Amazon Joins Walmart in Push for Online Sales Tax

Timothy Carney explains:
Congressmen in both parties want you to pay more taxes on your online purchases, and once again, big business is lobbying for bigger government, which would hurt Mom and Pop.

Online sales taxes have been a battlefield for lobbying titans for years, pitting Walmart and the rest of the brick-and-mortar retail lobby against Amazon and other online retailers. But now Amazon has changed its business model and also its lobbying position, joining the rest of the retail giants in calling on Congress to aid states in collecting sales tax from online sales.
Here's Carney on why Amazon is pro-internet tax:
The bipartisan lobbying effort has yielded fruit this year in the "Marketplace Fairness Act." Under this bill, if you buy something online, you pay a sales tax. Retailers, meanwhile, will have to collect sales taxes for every state where they have customers, even if the retailer has no physical presence there.

This is often how tax legislation gets passed: powerful interests hire revolving-door lobbyists to push for taxes on their clients' competitors. For over a decade, such online sales-tax bills have faltered in Congress, largely because they had a powerful opponent in Amazon.

But this year, Amazon switched teams, joining Walmart on the pro-tax side -- not out of some newfound concern for "marketplace fairness," but because Amazon's business model is changing in such a way that now Amazon stands to benefit from this tax.

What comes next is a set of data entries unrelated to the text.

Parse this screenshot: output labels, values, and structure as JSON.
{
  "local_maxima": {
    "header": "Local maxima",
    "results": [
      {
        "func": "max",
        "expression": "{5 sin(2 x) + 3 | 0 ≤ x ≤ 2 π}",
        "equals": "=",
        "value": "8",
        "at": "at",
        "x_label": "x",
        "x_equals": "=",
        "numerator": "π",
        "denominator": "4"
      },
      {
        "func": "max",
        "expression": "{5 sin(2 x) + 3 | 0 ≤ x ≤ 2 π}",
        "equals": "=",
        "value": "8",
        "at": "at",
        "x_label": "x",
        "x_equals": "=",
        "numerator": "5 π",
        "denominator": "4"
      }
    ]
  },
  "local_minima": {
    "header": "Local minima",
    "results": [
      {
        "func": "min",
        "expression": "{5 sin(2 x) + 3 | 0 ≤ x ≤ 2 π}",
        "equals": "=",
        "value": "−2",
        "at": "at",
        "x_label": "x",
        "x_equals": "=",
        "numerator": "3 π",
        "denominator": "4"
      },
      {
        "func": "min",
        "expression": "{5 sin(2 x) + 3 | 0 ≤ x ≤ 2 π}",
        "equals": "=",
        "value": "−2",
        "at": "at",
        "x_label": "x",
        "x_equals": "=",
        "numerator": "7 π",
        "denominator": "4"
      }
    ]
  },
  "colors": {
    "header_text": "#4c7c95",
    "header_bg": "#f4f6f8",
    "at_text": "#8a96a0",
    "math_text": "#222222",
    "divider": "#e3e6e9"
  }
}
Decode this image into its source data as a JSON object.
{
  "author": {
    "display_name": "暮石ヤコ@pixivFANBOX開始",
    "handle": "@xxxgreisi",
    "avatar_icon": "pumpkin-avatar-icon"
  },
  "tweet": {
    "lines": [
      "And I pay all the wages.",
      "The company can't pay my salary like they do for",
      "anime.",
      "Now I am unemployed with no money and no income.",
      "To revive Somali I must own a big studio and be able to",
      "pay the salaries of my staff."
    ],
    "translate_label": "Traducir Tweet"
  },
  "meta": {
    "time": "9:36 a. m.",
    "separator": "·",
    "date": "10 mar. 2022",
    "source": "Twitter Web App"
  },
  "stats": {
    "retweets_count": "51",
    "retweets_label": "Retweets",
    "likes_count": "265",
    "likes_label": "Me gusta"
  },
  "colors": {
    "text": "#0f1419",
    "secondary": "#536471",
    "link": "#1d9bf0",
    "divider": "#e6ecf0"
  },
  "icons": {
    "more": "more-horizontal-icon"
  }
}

In order to provide faster shipping, Amazon is building warehouses throughout the country. These warehouses constitute a "physical presence," which requires them to collect sales taxes, in any event. So, if Amazon is going to have to collect sales taxes under the existing "physical presence" doctrine, it may as well try to expand online sales taxes to whack its smaller competitors who don't have a 50-state network of giant warehouses.
The entire Carney analysis is here.


  1. Not that these are the biggest abuses in the system, but does one need a more obvious example of:

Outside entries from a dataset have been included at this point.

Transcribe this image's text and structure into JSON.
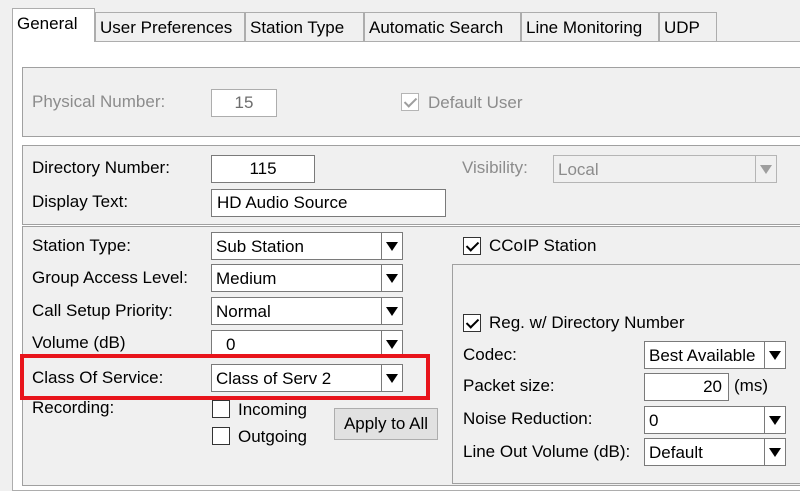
{
  "tabs": [
    "General",
    "User Preferences",
    "Station Type",
    "Automatic Search",
    "Line Monitoring",
    "UDP"
  ],
  "physical": {
    "label": "Physical Number:",
    "value": "15",
    "default_user_label": "Default User",
    "default_user_checked": true
  },
  "directory": {
    "number_label": "Directory Number:",
    "number_value": "115",
    "display_label": "Display Text:",
    "display_value": "HD Audio Source",
    "visibility_label": "Visibility:",
    "visibility_value": "Local"
  },
  "station": {
    "station_type_label": "Station Type:",
    "station_type_value": "Sub Station",
    "group_access_label": "Group Access Level:",
    "group_access_value": "Medium",
    "call_setup_label": "Call Setup Priority:",
    "call_setup_value": "Normal",
    "volume_label": "Volume (dB)",
    "volume_value": "0",
    "class_of_service_label": "Class Of Service:",
    "class_of_service_value": "Class of Serv 2",
    "recording_label": "Recording:",
    "incoming_label": "Incoming",
    "outgoing_label": "Outgoing",
    "incoming_checked": false,
    "outgoing_checked": false,
    "apply_all_label": "Apply to All"
  },
  "ccoip": {
    "station_label": "CCoIP Station",
    "station_checked": true,
    "reg_label": "Reg. w/ Directory Number",
    "reg_checked": true,
    "codec_label": "Codec:",
    "codec_value": "Best Available",
    "packet_label": "Packet size:",
    "packet_value": "20",
    "packet_unit": "(ms)",
    "noise_label": "Noise Reduction:",
    "noise_value": "0",
    "line_out_label": "Line Out Volume (dB):",
    "line_out_value": "Default"
  },
  "colors": {
    "highlight": "#e8141b",
    "disabled_text": "#8c8c8c"
  }
}
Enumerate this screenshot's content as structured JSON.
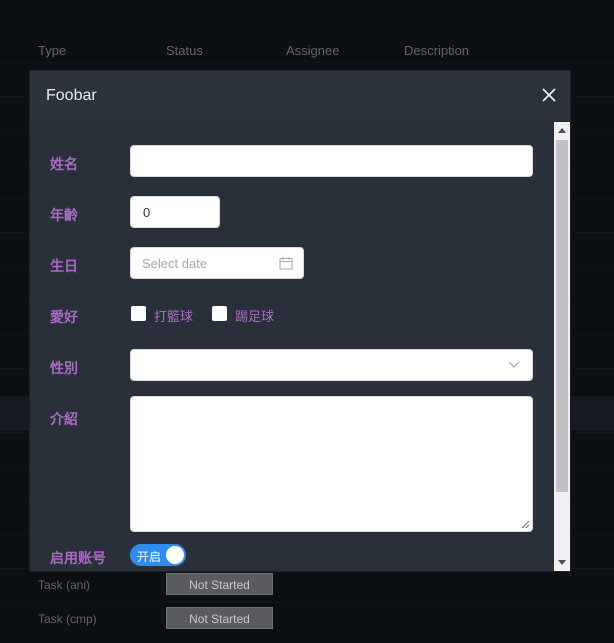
{
  "table": {
    "columns": [
      "Type",
      "Status",
      "Assignee",
      "Description"
    ],
    "rows": [
      {
        "type": "Task (ani)",
        "status": "Not Started"
      },
      {
        "type": "Task (cmp)",
        "status": "Not Started"
      }
    ]
  },
  "modal": {
    "title": "Foobar",
    "form": {
      "name_label": "姓名",
      "name_value": "",
      "age_label": "年齡",
      "age_value": "0",
      "birthday_label": "生日",
      "birthday_placeholder": "Select date",
      "hobby_label": "愛好",
      "hobbies": [
        "打籃球",
        "踢足球"
      ],
      "gender_label": "性別",
      "gender_value": "",
      "intro_label": "介紹",
      "intro_value": "",
      "enable_label": "启用账号",
      "enable_toggle_text": "开启"
    }
  },
  "colors": {
    "label": "#a86bc2",
    "toggle_on": "#2d8cf0",
    "modal_bg": "#2a3039"
  }
}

    1) When it comes to the interests of big business as opposed to small business or the individual, Washington knows only one tune.

    2) Big business hates competition, and Washington accommodates by passing laws limiting competition.

  2. It is such a shame to see this happen, as Lew Rockeell has pointed out many times, is a giant of capitalism that truly serves the highest needs of the customer.

    Nothing good can come of Amazon making a deal with the devil, as Tibor Machan pointed out in his article 'Business vs Business':

    "That business people do not realize how dear a price they are paying for the relief government gives them indicates that they are no less savvy concerning the relationship between politics and business than are academic left wingers who advocate out and out socialism. Marx was wrong–people in business are in fact insufficiently self-interested!"

  3. I may have just made my final Amazon purchase, ever.

  4. In the end Amazon is just following the capitalist mantra. The reality is that as long as the government can be influenced by anything other than its constituents the government will be a problem. Voting with your money goes a lot farther in the US than voting with your voice.

  5. Basic Human Action.

    The only solution is to make the government powerless, which seems impossible. The politicians (and the president is a politician) have no interest in reducing their power (save the few Ron Paul, Amash, etc.).

  6. Has anyone else here noticed how silent LRC is on this topic?